▶ [Task description]:
Pull out every line with the word "CJPM" from the entries below.

(Items from an interface collection)
____________
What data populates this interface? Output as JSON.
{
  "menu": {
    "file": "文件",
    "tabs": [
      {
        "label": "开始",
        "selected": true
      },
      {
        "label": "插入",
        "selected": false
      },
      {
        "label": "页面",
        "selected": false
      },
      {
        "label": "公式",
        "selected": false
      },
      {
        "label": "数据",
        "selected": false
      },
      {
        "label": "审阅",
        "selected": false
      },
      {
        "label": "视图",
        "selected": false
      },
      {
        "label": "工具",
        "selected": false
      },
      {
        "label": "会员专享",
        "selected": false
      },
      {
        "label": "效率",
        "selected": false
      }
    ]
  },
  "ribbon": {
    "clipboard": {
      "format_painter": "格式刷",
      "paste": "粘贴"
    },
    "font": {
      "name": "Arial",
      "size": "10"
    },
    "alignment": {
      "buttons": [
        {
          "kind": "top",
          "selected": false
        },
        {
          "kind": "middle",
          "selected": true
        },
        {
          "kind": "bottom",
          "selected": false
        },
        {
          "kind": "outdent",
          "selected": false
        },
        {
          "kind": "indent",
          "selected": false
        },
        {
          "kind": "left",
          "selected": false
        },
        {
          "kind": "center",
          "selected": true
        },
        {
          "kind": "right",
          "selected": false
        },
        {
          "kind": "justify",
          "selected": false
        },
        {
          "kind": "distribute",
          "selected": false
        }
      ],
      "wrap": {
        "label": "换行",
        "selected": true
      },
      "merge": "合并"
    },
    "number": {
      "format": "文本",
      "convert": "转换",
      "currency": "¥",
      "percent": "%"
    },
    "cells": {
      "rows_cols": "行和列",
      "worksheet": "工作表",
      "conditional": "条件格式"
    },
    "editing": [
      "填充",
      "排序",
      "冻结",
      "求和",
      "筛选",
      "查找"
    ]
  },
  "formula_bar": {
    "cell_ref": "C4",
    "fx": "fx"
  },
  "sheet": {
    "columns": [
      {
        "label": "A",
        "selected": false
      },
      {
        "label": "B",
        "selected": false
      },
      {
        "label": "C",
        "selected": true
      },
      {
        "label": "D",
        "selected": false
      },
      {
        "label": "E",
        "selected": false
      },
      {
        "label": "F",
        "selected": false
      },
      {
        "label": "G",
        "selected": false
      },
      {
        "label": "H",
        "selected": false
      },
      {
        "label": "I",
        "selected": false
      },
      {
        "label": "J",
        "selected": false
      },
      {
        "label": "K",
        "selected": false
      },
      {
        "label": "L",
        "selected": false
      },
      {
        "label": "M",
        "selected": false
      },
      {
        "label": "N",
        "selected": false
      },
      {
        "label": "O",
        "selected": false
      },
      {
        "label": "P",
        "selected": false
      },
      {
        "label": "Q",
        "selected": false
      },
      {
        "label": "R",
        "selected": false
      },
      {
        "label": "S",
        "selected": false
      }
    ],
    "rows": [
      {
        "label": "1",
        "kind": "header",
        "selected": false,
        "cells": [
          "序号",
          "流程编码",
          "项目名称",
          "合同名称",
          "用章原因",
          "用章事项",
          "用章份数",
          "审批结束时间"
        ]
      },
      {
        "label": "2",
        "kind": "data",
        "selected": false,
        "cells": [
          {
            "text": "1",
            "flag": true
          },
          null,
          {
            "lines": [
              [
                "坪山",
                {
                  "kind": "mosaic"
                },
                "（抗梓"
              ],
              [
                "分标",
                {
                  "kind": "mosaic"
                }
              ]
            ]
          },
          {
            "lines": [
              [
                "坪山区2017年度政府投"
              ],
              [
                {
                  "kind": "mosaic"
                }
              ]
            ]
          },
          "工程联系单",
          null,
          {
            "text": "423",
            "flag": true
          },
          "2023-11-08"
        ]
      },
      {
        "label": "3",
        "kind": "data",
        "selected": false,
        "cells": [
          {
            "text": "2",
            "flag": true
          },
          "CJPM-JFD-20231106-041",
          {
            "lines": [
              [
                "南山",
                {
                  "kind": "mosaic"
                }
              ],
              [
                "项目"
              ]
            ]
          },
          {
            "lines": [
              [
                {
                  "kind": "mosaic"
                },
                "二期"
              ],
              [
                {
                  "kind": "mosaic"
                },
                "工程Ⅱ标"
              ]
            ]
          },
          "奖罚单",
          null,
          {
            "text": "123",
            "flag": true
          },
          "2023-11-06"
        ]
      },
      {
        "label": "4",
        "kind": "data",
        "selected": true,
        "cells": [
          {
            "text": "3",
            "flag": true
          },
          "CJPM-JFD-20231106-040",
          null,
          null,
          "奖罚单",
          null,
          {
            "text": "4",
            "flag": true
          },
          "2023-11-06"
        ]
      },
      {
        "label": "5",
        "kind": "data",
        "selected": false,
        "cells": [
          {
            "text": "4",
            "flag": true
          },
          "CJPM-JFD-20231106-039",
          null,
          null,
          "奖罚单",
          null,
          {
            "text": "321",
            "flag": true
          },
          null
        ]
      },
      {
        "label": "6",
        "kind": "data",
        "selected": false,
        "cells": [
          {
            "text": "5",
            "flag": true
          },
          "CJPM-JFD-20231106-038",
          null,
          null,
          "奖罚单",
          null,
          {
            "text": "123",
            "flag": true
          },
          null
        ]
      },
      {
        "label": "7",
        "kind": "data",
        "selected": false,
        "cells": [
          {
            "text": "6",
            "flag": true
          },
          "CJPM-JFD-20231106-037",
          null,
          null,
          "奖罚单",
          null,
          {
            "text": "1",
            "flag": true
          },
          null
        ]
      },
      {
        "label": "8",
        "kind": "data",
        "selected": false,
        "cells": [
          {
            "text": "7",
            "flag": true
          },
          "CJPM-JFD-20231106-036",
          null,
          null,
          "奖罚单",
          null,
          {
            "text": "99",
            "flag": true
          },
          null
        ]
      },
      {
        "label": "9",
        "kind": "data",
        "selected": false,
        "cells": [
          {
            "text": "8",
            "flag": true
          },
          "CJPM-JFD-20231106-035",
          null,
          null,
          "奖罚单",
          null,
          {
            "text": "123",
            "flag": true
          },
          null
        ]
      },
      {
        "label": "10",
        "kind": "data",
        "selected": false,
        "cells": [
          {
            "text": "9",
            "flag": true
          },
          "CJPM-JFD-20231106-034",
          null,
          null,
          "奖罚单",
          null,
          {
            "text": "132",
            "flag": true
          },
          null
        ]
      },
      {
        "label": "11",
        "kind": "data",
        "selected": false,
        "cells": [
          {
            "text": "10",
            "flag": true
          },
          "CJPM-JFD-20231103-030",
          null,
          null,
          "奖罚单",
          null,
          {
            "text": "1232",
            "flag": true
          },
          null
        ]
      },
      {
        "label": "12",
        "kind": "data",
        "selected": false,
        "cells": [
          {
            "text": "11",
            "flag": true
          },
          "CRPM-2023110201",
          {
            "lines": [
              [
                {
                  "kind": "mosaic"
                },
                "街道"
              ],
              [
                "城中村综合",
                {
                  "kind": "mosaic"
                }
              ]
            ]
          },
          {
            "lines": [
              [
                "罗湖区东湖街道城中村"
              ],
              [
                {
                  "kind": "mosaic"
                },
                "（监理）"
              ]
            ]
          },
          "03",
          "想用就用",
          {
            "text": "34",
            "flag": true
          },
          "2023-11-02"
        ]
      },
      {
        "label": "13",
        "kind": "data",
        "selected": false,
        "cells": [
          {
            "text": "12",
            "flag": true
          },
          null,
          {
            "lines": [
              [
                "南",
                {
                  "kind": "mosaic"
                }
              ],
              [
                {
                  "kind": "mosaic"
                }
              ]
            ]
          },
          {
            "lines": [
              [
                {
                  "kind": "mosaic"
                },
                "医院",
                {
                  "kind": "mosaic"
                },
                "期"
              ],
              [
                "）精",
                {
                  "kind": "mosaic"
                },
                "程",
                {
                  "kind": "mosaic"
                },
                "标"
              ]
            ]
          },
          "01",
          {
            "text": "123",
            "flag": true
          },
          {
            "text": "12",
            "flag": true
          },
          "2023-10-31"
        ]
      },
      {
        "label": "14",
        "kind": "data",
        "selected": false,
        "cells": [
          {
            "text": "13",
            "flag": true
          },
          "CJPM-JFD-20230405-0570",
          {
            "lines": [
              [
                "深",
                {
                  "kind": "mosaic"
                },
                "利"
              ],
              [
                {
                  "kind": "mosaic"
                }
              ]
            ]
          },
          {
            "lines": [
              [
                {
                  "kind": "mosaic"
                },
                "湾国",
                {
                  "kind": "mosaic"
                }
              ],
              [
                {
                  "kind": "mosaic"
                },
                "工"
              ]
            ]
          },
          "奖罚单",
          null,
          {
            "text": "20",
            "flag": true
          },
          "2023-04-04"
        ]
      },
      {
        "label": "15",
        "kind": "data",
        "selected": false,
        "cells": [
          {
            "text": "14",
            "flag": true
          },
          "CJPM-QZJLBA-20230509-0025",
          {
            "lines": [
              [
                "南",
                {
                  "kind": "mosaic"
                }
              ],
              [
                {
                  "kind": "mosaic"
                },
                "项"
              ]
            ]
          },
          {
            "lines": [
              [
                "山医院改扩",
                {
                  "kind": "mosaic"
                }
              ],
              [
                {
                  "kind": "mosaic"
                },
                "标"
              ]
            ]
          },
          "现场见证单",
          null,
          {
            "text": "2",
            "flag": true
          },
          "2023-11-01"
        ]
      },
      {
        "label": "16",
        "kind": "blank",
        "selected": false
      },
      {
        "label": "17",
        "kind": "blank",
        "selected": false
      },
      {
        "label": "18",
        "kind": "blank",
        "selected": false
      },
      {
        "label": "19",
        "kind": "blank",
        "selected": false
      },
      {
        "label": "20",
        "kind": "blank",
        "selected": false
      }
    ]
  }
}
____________
▶ [Result for this task]:
          "CJPM-JFD-20231106-041",
          "CJPM-JFD-20231106-040",
          "CJPM-JFD-20231106-039",
          "CJPM-JFD-20231106-038",
          "CJPM-JFD-20231106-037",
          "CJPM-JFD-20231106-036",
          "CJPM-JFD-20231106-035",
          "CJPM-JFD-20231106-034",
          "CJPM-JFD-20231103-030",
          "CJPM-JFD-20230405-0570",
          "CJPM-QZJLBA-20230509-0025",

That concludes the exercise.